FOR IMMEDIATE RELEASE|
THURSDAY, DECEMBER 6, 2001
TDD (202) 514-1888
UNITED STATES SETTLES CLAIMS AT PENNSYLVANIA SUPERFUND SITE
DEFENDANTS TO PERFORM CLEANUP & REIMBURSE GOVERNMENT
The United States has reached a settlement with four companies allegedly liable for the cleanup of the 120-acre Boarhead Farms Superfund Site in Upper Black Eddy, Bridgeton Township, Pennsylvania, the Justice Department and Environmental Protection Agency (EPA) announced today.
In papers filed today in federal court in Philadelphia, the settling companies – SPS Technologies, Inc., Ford Motor Co., TI Group Automotive Systems Corp., and Cytec Industries Inc. (formerly known as American Cyanamid Co.) agreed to complete the ongoing cleanup of the Bucks County site. The four defendants also agreed to reimburse the government $7 million for EPA's prior cleanup activities and certain future cleanup costs.
The Boarhead Farms Superfund Site, located on Lonely Cottage Road, is the site of the now-defunct DeRewal Chemical Company, a chemical and waste hauling company. The property is currently owned by the Boarhead Corporation. Manfred DeRewal Sr. is the president of both companies.
In the 1970s, state and local officials responded to several chemical spills at the site and discovered discarded and buried drums throughout the property. Testing of soil, surface water and groundwater revealed contamination by several hazardous substances, including concentrated acids and caustics, paint solvents, pesticides, chloride, chromium, copper, nickel, zinc, copper ammonium sulfate, arsenic pentoxide and copper naptholate.
In 1976, the Bucks County Court of Common Pleas ordered DeRewal and both of his companies to remove all chemicals from the site. In 1989, EPA put the site on the "National Priorities List" for Superfund cleanups. Since 1992, EPA and its contractors have excavated and removed over 2,600 drums of chemicals, constructed a groundwater treatment facility and installed and maintained residential well filtration systems.

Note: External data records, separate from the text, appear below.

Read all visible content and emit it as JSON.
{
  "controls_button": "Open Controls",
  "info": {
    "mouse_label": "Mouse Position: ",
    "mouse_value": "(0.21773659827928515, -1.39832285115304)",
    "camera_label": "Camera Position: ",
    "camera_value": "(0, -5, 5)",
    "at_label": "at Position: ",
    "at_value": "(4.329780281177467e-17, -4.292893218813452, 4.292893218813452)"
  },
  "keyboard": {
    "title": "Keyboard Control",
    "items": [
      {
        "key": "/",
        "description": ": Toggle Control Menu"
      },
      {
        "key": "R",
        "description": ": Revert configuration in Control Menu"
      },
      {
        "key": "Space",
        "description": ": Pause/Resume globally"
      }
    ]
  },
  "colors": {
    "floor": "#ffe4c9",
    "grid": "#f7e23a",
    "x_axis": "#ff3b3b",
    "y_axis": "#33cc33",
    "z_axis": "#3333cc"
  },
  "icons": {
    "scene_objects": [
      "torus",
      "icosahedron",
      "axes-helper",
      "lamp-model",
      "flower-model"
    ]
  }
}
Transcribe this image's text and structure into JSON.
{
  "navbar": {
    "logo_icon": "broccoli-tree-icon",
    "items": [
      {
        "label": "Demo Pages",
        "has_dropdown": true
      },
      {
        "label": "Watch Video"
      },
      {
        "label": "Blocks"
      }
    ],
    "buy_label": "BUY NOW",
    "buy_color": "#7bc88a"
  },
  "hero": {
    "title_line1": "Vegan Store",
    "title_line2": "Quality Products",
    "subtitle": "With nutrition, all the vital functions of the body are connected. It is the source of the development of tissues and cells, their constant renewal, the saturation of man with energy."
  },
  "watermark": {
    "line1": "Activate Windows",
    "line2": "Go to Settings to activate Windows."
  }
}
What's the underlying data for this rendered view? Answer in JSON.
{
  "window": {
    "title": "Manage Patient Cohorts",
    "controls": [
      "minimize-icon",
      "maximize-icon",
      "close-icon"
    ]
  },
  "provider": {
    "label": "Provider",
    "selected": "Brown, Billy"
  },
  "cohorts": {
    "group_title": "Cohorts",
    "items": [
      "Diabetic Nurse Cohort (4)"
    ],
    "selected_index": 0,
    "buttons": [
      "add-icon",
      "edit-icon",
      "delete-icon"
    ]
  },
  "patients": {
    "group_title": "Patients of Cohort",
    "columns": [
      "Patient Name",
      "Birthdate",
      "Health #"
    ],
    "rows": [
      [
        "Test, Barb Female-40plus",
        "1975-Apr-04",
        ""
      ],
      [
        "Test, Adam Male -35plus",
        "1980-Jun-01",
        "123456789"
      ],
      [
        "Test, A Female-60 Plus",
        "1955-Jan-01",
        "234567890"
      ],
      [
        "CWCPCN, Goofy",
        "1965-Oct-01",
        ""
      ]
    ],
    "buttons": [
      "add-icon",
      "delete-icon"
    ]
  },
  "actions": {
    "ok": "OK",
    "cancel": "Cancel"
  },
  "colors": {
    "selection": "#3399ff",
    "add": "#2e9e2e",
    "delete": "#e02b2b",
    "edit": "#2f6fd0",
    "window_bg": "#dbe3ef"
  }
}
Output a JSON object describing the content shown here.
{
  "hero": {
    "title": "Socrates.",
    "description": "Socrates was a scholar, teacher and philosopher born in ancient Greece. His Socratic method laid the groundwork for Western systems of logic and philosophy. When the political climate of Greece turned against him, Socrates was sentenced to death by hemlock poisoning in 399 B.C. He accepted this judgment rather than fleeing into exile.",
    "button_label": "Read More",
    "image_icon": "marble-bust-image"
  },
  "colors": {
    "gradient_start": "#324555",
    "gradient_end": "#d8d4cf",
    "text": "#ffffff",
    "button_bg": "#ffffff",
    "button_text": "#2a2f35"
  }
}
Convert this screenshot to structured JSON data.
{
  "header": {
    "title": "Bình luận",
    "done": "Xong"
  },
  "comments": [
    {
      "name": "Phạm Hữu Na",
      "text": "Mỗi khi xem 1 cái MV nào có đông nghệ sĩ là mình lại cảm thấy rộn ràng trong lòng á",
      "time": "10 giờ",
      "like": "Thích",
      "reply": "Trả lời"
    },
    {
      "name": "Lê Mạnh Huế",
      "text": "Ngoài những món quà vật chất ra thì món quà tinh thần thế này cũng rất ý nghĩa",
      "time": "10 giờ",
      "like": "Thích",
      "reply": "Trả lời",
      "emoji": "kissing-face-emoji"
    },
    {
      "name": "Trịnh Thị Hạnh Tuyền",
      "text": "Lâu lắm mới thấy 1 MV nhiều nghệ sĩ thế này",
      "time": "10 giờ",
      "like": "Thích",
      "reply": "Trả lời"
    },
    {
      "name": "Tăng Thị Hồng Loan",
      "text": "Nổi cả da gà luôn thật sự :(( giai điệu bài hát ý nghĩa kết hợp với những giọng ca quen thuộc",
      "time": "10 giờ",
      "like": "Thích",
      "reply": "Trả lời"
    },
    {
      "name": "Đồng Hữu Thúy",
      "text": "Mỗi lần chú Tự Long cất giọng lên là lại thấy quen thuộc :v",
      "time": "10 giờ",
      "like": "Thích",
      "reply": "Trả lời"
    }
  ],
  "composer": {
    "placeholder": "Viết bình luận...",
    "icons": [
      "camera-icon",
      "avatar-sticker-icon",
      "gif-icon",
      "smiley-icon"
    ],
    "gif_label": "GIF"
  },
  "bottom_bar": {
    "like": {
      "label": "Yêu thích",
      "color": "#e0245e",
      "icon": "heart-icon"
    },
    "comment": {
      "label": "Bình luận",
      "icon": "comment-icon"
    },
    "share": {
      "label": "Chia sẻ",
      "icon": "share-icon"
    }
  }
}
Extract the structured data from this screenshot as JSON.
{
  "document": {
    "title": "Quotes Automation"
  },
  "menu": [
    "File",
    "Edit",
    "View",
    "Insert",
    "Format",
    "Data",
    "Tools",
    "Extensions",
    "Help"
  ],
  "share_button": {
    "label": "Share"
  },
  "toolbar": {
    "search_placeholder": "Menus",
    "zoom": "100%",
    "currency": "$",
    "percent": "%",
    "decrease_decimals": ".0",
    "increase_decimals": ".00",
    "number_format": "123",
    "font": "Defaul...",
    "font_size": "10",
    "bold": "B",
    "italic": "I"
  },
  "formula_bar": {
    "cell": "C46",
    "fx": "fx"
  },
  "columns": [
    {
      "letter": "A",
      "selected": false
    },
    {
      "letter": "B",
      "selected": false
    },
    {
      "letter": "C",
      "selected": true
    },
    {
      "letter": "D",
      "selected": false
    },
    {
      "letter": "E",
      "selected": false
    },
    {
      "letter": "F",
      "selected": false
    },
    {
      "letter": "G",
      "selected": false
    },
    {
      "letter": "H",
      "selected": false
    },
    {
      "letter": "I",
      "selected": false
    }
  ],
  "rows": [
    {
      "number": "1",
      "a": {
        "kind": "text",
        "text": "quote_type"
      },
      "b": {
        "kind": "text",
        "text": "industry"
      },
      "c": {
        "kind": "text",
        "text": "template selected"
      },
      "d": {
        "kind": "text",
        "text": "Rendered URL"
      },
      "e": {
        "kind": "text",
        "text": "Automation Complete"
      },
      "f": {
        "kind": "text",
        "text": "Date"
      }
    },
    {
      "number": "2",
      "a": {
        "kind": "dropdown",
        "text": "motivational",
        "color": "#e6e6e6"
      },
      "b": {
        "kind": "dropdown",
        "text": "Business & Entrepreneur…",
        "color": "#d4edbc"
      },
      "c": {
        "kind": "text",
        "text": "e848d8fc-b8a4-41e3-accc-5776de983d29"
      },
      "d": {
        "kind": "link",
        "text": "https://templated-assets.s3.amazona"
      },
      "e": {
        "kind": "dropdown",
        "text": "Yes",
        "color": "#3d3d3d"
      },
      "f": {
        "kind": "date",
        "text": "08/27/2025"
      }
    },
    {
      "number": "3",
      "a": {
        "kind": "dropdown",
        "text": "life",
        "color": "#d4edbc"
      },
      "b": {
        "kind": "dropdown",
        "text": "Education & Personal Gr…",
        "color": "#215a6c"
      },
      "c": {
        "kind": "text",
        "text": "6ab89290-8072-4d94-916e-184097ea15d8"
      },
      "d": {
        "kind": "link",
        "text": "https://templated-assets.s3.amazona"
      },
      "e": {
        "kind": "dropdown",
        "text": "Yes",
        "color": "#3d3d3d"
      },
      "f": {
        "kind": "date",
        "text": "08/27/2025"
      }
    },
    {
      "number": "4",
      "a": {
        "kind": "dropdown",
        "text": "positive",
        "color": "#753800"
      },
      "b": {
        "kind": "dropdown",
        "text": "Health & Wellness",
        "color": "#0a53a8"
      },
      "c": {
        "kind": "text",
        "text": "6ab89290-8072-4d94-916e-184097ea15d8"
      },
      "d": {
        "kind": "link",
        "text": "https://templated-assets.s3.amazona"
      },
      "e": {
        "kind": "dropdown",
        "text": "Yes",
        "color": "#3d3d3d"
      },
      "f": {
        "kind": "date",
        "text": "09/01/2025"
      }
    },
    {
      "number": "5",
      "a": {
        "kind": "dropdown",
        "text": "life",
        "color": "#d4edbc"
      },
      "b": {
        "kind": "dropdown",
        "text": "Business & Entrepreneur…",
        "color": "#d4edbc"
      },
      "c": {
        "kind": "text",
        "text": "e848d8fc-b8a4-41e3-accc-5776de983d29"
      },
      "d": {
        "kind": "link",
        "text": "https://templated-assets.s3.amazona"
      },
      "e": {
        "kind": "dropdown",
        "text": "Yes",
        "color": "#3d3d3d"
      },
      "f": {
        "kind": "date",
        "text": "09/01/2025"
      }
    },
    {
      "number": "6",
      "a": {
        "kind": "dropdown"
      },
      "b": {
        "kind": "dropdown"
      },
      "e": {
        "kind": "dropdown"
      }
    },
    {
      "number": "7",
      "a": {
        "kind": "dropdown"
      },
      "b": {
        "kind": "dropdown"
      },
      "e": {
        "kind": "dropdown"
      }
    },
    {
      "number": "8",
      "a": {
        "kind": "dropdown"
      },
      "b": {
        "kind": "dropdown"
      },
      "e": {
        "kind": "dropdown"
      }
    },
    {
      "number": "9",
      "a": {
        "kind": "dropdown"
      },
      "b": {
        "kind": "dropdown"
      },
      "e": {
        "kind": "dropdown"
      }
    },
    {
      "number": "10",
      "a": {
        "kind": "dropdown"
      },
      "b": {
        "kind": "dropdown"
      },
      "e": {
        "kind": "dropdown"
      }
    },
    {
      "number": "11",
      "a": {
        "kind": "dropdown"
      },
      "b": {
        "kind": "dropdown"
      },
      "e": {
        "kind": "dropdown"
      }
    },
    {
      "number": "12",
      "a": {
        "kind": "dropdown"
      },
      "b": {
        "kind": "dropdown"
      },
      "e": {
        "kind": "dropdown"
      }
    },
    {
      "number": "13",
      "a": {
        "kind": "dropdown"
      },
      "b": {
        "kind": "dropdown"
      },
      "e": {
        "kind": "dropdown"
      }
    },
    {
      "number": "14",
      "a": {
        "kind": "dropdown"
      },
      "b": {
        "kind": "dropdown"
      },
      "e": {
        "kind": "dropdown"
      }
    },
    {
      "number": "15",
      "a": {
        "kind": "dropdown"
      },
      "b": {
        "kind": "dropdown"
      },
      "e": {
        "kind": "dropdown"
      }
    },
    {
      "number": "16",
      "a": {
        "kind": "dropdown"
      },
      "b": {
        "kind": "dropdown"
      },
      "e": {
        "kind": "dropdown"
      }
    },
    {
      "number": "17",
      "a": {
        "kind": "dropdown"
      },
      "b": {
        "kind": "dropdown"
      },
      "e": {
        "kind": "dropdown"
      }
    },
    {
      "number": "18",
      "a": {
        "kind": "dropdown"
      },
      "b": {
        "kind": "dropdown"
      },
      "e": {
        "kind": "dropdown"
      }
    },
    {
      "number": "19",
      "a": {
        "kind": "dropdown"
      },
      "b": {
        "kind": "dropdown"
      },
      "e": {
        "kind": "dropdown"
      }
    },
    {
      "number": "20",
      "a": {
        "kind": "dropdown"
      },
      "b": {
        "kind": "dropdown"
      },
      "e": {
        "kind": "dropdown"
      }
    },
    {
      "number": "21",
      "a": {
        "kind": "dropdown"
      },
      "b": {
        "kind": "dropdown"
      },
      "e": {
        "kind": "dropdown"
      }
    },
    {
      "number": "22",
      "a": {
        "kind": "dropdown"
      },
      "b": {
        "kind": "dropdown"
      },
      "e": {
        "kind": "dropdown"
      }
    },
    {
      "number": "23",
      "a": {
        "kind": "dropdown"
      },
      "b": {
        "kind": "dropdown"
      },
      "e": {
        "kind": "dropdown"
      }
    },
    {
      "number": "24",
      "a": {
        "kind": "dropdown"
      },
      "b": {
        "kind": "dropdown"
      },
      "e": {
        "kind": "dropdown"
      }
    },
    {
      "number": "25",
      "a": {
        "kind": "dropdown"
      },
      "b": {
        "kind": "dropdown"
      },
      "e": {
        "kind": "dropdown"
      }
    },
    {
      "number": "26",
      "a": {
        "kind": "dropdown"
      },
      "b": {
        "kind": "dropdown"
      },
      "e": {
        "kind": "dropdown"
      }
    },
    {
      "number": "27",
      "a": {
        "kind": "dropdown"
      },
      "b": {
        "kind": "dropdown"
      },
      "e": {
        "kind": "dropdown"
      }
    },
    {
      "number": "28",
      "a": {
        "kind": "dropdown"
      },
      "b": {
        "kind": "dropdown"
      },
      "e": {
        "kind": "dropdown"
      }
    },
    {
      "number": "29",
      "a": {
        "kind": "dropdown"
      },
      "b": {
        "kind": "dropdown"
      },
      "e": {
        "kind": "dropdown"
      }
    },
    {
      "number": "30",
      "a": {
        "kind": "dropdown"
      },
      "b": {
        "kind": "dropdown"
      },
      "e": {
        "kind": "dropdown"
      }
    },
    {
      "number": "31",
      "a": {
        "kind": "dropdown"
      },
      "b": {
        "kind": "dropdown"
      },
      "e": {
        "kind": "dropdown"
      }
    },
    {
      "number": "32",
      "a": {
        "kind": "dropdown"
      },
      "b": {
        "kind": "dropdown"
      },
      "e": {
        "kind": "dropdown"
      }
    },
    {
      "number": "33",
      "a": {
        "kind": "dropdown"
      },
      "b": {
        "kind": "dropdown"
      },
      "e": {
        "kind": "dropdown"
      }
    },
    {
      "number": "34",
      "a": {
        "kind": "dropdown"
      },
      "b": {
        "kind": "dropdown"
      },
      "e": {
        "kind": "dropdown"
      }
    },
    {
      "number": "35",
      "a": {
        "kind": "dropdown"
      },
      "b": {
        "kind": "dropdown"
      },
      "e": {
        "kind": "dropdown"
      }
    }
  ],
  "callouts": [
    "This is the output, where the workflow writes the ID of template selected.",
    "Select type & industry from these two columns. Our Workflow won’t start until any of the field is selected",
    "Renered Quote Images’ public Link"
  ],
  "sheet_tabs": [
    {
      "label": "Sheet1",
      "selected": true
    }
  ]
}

According to EPA, the settling defendants generated some of the hazardous substances found at Boarhead. These four companies are among several landowners, waste generators or waste transporters that EPA has identified as being potentially responsible under the Superfund statute for cleaning up the Boarhead site.
In November 1998, EPA issued a "Record of Decision" (ROD) describing the agency's cleanup plan for the site and later divided the work under this plan into two "operable units." In a prior consent decree, Cytec, Ford and SPS agreed to complete the "Operable Unit 1" (OU-1) work, which includes maintaining and operating the groundwater extraction and treatment system, maintaining the residential well treatment units, implementing a long-term groundwater monitoring program and installing six additional monitoring wells.
In the settlement announced today, these three companies, along with TI Group Automotive Systems LLC, have agreed to perform the remaining "Operable Unit 2" work needed to finish the cleanup at the site. The OU-2 work includes soil aeration, treatment of volatile organic compound "hot spots," excavation and off-site disposal of any remaining buried drums and other activities.
The proposed consent decree is subject to a 30-day public comment period and final court approval.